The government has included 34 drugs and dropped 26 from the National List of Essential Medicines (NLEM). The updated list was released by Union ministers Dr Bharti Panwar and Mansukh Mandaviya. The list now contains 384 medicines approved by the central authorities. Several antibiotics, vaccines and anti-cancer drugs will become more affordable by their addition to the list. However, 26 drugs such as Ranitidine, Sucralfate, white petrolatum, Atenolol and Methyldopa have been deleted from the revised list. The deletion has been done based on the parameters of cost effectiveness and availability of better drugs.
The drugs in NLEM are included in scheduled category and their price is regulated by the National Pharmaceutical Pricing Authority.
What is an essential medicine list?
According to World Health Organisation (WHO), essential medicines are those that satisfy the priority healthcare needs of a population. The global health body said on its website that these medicines are intended to be available in functioning health systems at all times, in appropriate dosage forms, of assured quality and at prices individuals and health systems can afford.
The first WHO model list of medicines was published in 1977, which contained 186 medicines.
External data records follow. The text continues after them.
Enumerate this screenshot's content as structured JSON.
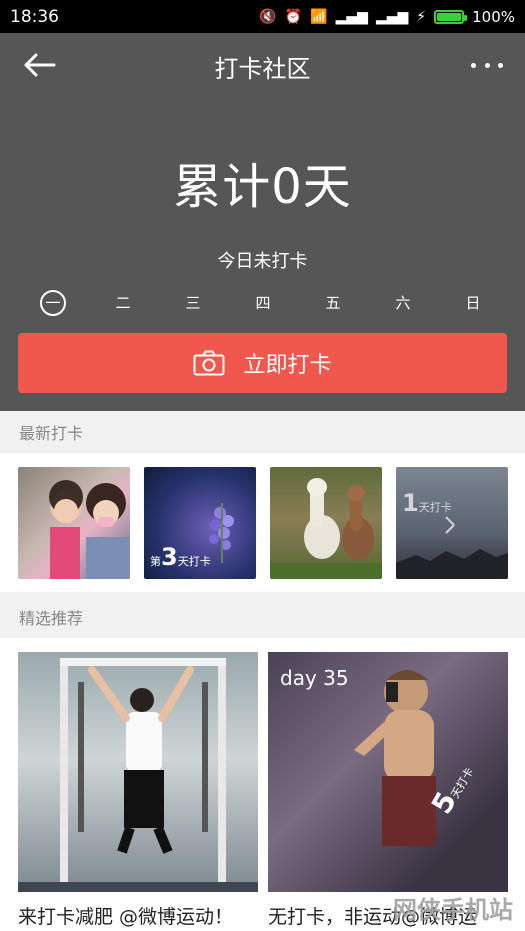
{
  "status": {
    "time": "18:36",
    "battery": "100%",
    "battery_level": 1.0
  },
  "nav": {
    "title": "打卡社区"
  },
  "hero": {
    "total": "累计0天",
    "today": "今日未打卡",
    "week": [
      "一",
      "二",
      "三",
      "四",
      "五",
      "六",
      "日"
    ],
    "button": "立即打卡"
  },
  "latest": {
    "title": "最新打卡",
    "thumbs": [
      {
        "caption_pre": "",
        "caption_num": "",
        "caption_post": ""
      },
      {
        "caption_pre": "第",
        "caption_num": "3",
        "caption_post": "天打卡"
      },
      {
        "caption_pre": "",
        "caption_num": "",
        "caption_post": ""
      },
      {
        "caption_pre": "",
        "caption_num": "1",
        "caption_post": "天打卡"
      }
    ]
  },
  "picks": {
    "title": "精选推荐",
    "cards": [
      {
        "text": "来打卡减肥 @微博运动！"
      },
      {
        "text": "无打卡，非运动@微博运",
        "overlay": "day 35",
        "badge_num": "5",
        "badge_text": "天打卡"
      }
    ]
  },
  "watermark": "网侠手机站",
  "colors": {
    "hero_bg": "#565656",
    "accent": "#f0584e"
  }
}
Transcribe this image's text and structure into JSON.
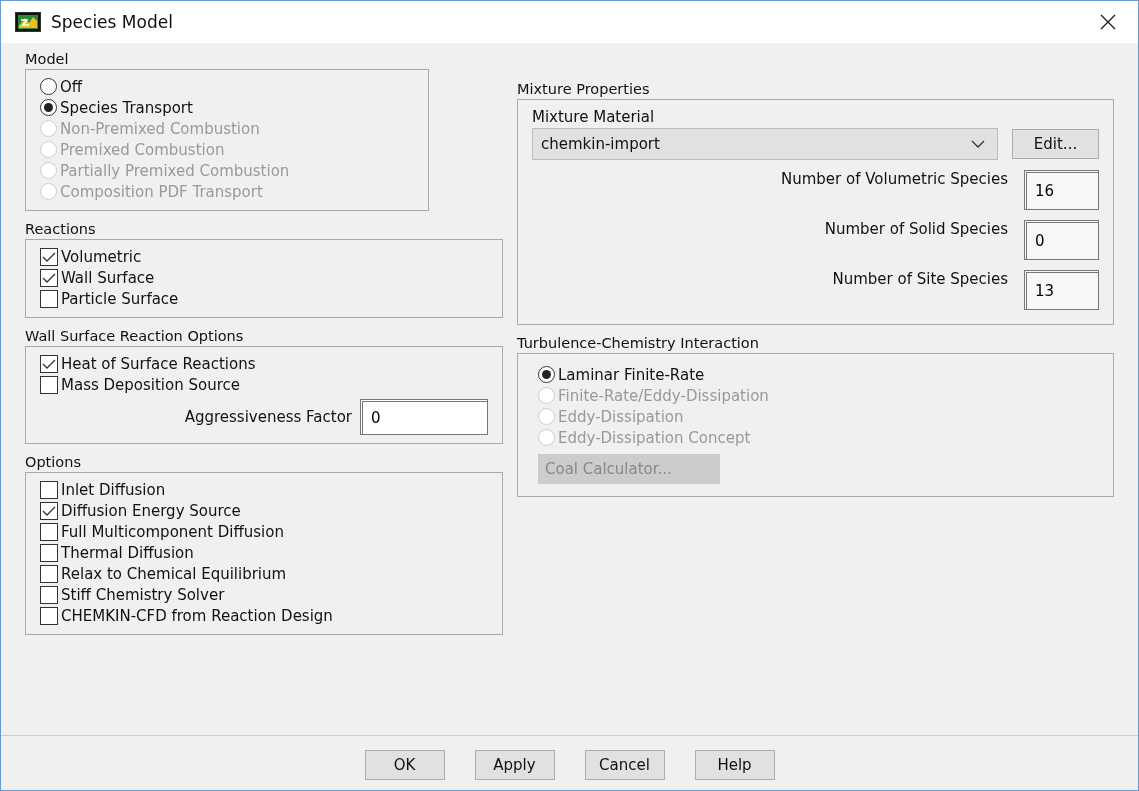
{
  "window": {
    "title": "Species Model"
  },
  "model": {
    "label": "Model",
    "options": [
      {
        "label": "Off",
        "selected": false,
        "disabled": false
      },
      {
        "label": "Species Transport",
        "selected": true,
        "disabled": false
      },
      {
        "label": "Non-Premixed Combustion",
        "selected": false,
        "disabled": true
      },
      {
        "label": "Premixed Combustion",
        "selected": false,
        "disabled": true
      },
      {
        "label": "Partially Premixed Combustion",
        "selected": false,
        "disabled": true
      },
      {
        "label": "Composition PDF Transport",
        "selected": false,
        "disabled": true
      }
    ]
  },
  "reactions": {
    "label": "Reactions",
    "options": [
      {
        "label": "Volumetric",
        "checked": true
      },
      {
        "label": "Wall Surface",
        "checked": true
      },
      {
        "label": "Particle Surface",
        "checked": false
      }
    ]
  },
  "wall_surface_reaction_options": {
    "label": "Wall Surface Reaction Options",
    "options": [
      {
        "label": "Heat of Surface Reactions",
        "checked": true
      },
      {
        "label": "Mass Deposition Source",
        "checked": false
      }
    ],
    "aggressiveness_factor": {
      "label": "Aggressiveness Factor",
      "value": "0"
    }
  },
  "options": {
    "label": "Options",
    "options": [
      {
        "label": "Inlet Diffusion",
        "checked": false
      },
      {
        "label": "Diffusion Energy Source",
        "checked": true
      },
      {
        "label": "Full Multicomponent Diffusion",
        "checked": false
      },
      {
        "label": "Thermal Diffusion",
        "checked": false
      },
      {
        "label": "Relax to Chemical Equilibrium",
        "checked": false
      },
      {
        "label": "Stiff Chemistry Solver",
        "checked": false
      },
      {
        "label": "CHEMKIN-CFD from Reaction Design",
        "checked": false
      }
    ]
  },
  "mixture_properties": {
    "label": "Mixture Properties",
    "material_label": "Mixture Material",
    "material": "chemkin-import",
    "edit_button": "Edit...",
    "fields": [
      {
        "label": "Number of Volumetric Species",
        "value": "16"
      },
      {
        "label": "Number of Solid Species",
        "value": "0"
      },
      {
        "label": "Number of Site Species",
        "value": "13"
      }
    ]
  },
  "turbulence_chemistry_interaction": {
    "label": "Turbulence-Chemistry Interaction",
    "options": [
      {
        "label": "Laminar Finite-Rate",
        "selected": true,
        "disabled": false
      },
      {
        "label": "Finite-Rate/Eddy-Dissipation",
        "selected": false,
        "disabled": true
      },
      {
        "label": "Eddy-Dissipation",
        "selected": false,
        "disabled": true
      },
      {
        "label": "Eddy-Dissipation Concept",
        "selected": false,
        "disabled": true
      }
    ],
    "coal_calculator": {
      "label": "Coal Calculator...",
      "disabled": true
    }
  },
  "buttons": [
    "OK",
    "Apply",
    "Cancel",
    "Help"
  ]
}
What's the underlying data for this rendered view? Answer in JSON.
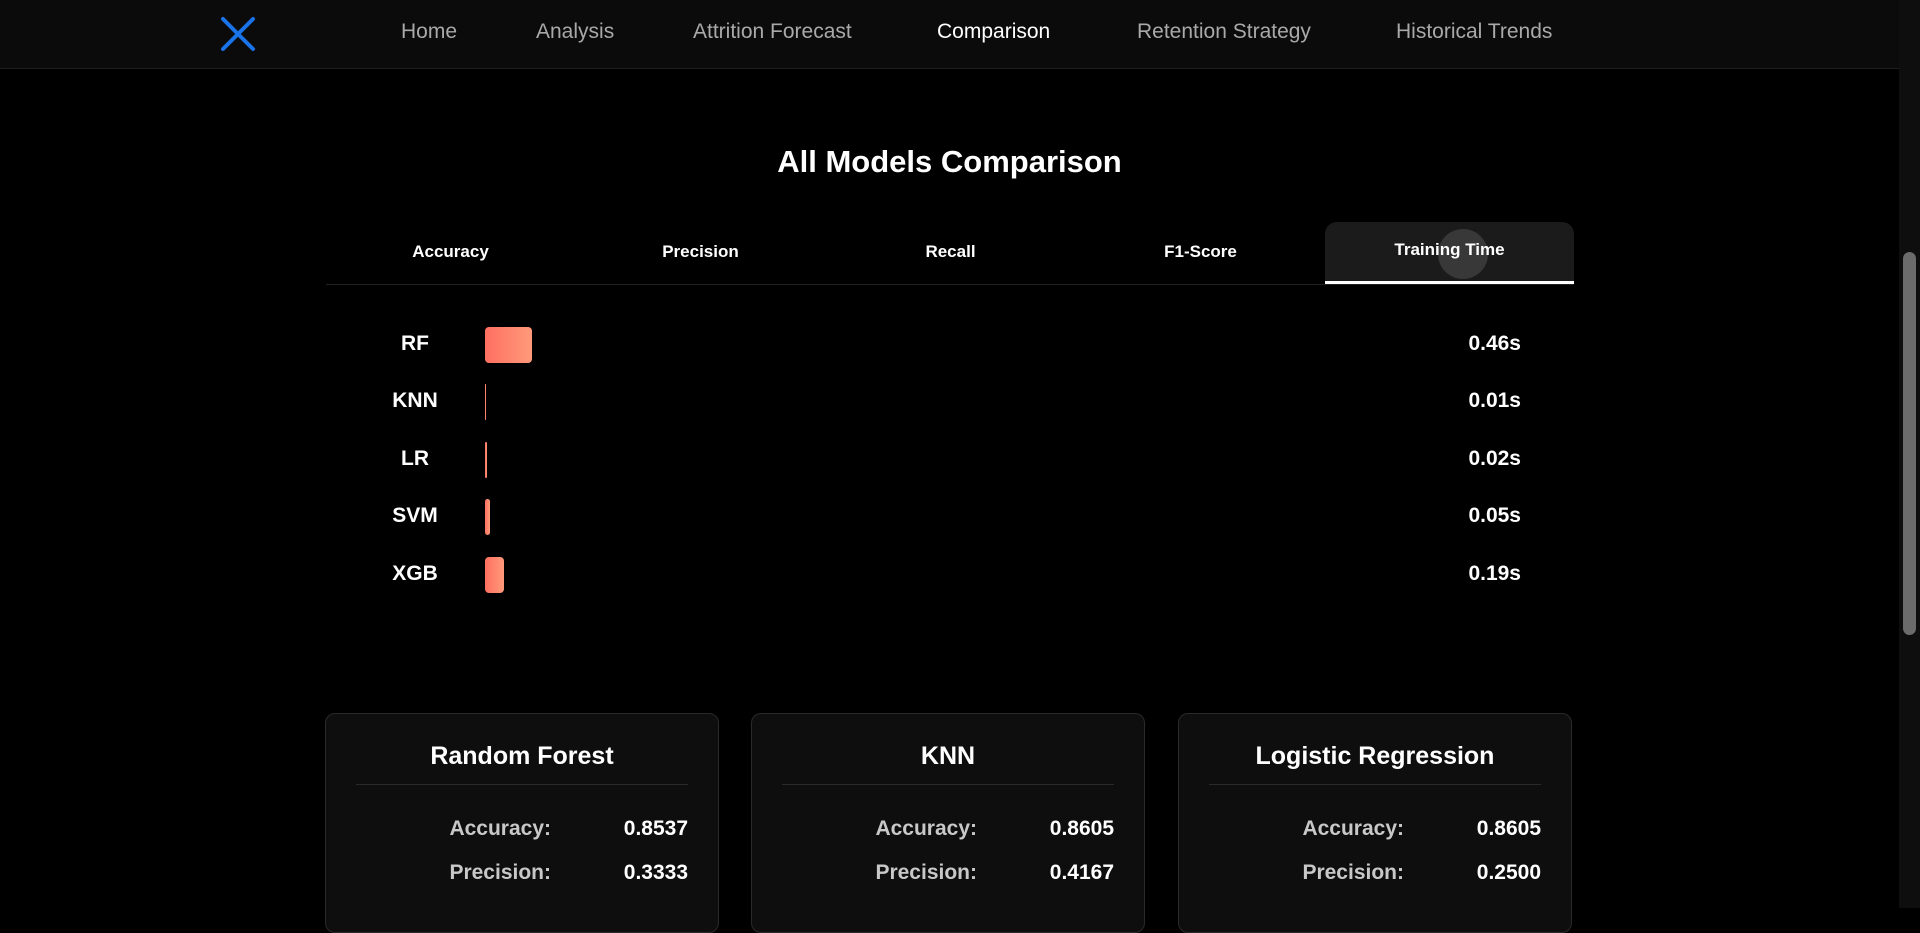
{
  "nav": {
    "logo_icon": "x-logo-icon",
    "items": [
      "Home",
      "Analysis",
      "Attrition Forecast",
      "Comparison",
      "Retention Strategy",
      "Historical Trends"
    ],
    "active": "Comparison"
  },
  "section": {
    "title": "All Models Comparison"
  },
  "tabs": {
    "items": [
      "Accuracy",
      "Precision",
      "Recall",
      "F1-Score",
      "Training Time"
    ],
    "active": "Training Time"
  },
  "chart_data": {
    "type": "bar",
    "metric": "Training Time",
    "categories": [
      "RF",
      "KNN",
      "LR",
      "SVM",
      "XGB"
    ],
    "values": [
      0.46,
      0.01,
      0.02,
      0.05,
      0.19
    ],
    "value_labels": [
      "0.46s",
      "0.01s",
      "0.02s",
      "0.05s",
      "0.19s"
    ],
    "bar_color": "#ff7a6b"
  },
  "cards": [
    {
      "title": "Random Forest",
      "metrics": [
        {
          "label": "Accuracy:",
          "value": "0.8537"
        },
        {
          "label": "Precision:",
          "value": "0.3333"
        }
      ]
    },
    {
      "title": "KNN",
      "metrics": [
        {
          "label": "Accuracy:",
          "value": "0.8605"
        },
        {
          "label": "Precision:",
          "value": "0.4167"
        }
      ]
    },
    {
      "title": "Logistic Regression",
      "metrics": [
        {
          "label": "Accuracy:",
          "value": "0.8605"
        },
        {
          "label": "Precision:",
          "value": "0.2500"
        }
      ]
    }
  ],
  "colors": {
    "background": "#000000",
    "nav_background": "#0b0b0b",
    "accent_logo": "#1a73e8",
    "bar_gradient_start": "#ff6f61",
    "bar_gradient_end": "#ff9a7a"
  }
}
In 1985, this list was recognised as important for the public sector and a guide for the procurement, distribution, rational use and quality assurance of medicines.
What are the criteria for inclusion of a medicine in NLEM?
Many things are discussed by regulatory authorities before taking a decision to include a medicine in NLEM. These are:
Essentiality: A website developed by Ministry of Electronics and Information Technology said that every medicine may be necessary or even critical for specific disease conditions for which it is indicated. But in the context of NLEM, a medicine may be essential considering the population at large and should fit into the definition mentioned earlier.
Changing Disease Burden: Disease burden is an important consideration for identifying the essential medicines. Medicines needed to manage diseases that are highly prevalent or are emerging diseases in the population, according to the regulations set by the central government in 2015.
Efficacy and Safety: For a medicine to be considered essential, it should have an unequivocal evidence of efficacy and wider acceptance in medical science. The medicine should have a safety profile which is acceptable in terms of risk benefit assessment.
Comparative Cost-effectiveness: Sometimes per unit price of the medicine may be more but it may be required to be given at a lesser frequency. So, according to the website, the total price of the treatment schedule should be taken into consideration and not the unit price alone.
The other criteria used for the purpose are: Feasibility in context of advantage and cost-effectiveness, fixed dose combinations and sales turnover.
When is a medicine deleted from NLEM?
For this, the government takes into consideration some important aspects such as:
- The medicine has been banned in India
- There are reports of concerns on the safety profile of a medicine
- A medicine with better efficacy or favourable safety profiles and better cost-effectiveness is now available
- The disease burden for which a medicine is indicated is no longer a national health concern in India
The WHO said that selection of a limited number of medicines as essential can lead to improved access through streamlined procurement and distribution of quality-assured medicines, support more rational or appropriate prescribing and use and lower costs for both health care systems and for patients.